No, Morvin, I think this all has more to do with kashchei not being able to discern the points of a rational argument. Look, I'm new here and I only just stumbled on this thread that's been dead for 2 days. And I'm sorry if I'm overstepping my bounds, but I couldn't let kashchei win this.
At the risk of restarting something that maybe should be left alone, I'm going to see if I can clear this up. kashchei, it seems like you're trying to say a couple things.
1: You personally prefer works that have been written from first-hand experiences that most people have not had.
Night did not dispute this.
2: You are unsure as to the quality of writing produced from vicarious experience.
He didn't dispute this either.
3: Quality writing can still be produced from the reimagining of first-hand experiences into similar experiences with identical or nearly identical emotional responses.
This wasn't disputed either.
4: Writing well and writing from experience are not mutually exclusive.
No dispute here either.
5: Calling yourself a writer doesn't make you good at writing.
Still no dispute.
Here are Night's claims, as I understand them.
1: Most writers do not write solely from first-hand experience.
kashchei did not dispute this.
2: That is not necessarily a bad thing, as it allows writers to simulate experiences that are impossible to actually experience.
He didn't directly dispute this, but his third point implies that experiences that are impossible but are still written about bear many similarities to experiences that are possible, and can therefor be described as written from experience.
3: There are good writers and there are bad writers.
keshchei actually supported this claim when he said calling yourself a writer doesn't make you good at writing. He implied that there is good writing and bad writing, and therefor good writers and bad writers.
4: Good writing adds to a work, above and beyond whatever first-hand experiences the writer is using as a basis.
keshchei did not dispute this.
5: Writing with skill but no experience is better than writing with experience but no skill.
Still no dispute.
And here's my point:

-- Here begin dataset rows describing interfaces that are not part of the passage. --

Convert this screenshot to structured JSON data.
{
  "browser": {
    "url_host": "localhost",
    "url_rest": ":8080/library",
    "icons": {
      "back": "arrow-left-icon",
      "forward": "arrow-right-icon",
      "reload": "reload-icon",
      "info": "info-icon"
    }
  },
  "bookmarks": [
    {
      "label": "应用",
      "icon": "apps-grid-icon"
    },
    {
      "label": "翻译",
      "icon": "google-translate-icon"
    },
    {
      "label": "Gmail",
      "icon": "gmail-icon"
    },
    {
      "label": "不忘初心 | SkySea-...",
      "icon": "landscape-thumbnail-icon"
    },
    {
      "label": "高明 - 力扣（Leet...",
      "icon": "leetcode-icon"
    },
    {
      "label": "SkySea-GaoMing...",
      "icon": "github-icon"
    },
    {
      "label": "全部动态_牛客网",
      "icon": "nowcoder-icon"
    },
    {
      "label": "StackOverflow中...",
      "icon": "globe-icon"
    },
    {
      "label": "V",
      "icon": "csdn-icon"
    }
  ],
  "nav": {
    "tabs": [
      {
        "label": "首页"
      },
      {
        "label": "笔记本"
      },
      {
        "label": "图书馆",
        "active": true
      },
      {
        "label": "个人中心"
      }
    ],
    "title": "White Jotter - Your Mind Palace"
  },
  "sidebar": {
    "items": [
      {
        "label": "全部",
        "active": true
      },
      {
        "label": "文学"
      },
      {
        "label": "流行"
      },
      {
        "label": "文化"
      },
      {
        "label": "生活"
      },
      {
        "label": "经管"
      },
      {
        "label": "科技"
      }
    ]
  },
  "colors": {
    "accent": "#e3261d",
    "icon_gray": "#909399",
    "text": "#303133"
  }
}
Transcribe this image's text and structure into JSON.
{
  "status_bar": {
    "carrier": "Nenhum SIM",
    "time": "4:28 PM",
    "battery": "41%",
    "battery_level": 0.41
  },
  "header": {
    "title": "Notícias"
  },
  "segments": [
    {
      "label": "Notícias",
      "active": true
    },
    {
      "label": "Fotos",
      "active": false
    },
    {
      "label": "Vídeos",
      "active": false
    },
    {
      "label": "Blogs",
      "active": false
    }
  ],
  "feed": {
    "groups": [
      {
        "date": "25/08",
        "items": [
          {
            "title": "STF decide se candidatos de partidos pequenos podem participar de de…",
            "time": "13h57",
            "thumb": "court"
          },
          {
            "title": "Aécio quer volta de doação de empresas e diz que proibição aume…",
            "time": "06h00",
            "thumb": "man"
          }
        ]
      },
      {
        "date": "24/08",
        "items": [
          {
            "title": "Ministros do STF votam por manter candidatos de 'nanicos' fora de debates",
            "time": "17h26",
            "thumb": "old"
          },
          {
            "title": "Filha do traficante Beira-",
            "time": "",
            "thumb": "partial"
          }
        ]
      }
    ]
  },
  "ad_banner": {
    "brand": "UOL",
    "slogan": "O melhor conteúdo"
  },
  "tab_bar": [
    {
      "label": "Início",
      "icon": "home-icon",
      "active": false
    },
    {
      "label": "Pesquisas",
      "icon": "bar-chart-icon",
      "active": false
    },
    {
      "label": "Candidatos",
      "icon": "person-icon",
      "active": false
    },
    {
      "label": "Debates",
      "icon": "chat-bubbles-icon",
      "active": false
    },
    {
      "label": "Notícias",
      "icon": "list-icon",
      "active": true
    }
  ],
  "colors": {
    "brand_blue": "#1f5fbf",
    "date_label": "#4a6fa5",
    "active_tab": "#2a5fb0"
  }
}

This is not actually an argument. This is two people saying things that are related only by a common theme. keshchei, you continually try to argue against Night without providing any relevant counter-points or even knowing what his points are in the first place.
And Morven, take a better look at the thread. There are more people supporting Night's ideas than there are supporting keshchei's.
Now the actual point that you guys seem to be dancing around is this: Which is more important in writing? Experience or skill? keshchei seems to support experience, although he hasn't categorically stated it. Night definitely supports skill. Now let me repeat this, keshchei, in case you didn't catch it: we all know that skill and experience are not mutually exclusive. Even Night knows it. However, all of your points have revolved around a hypothetical situation in which someone must choose between writing with skill but no experience, and writing with experience but no skill.
Got it? Great. I'm sorry, but the incredible amount of stupid just pissed me off.
edited 29th Sep '11 8:23:25 PM by jagillette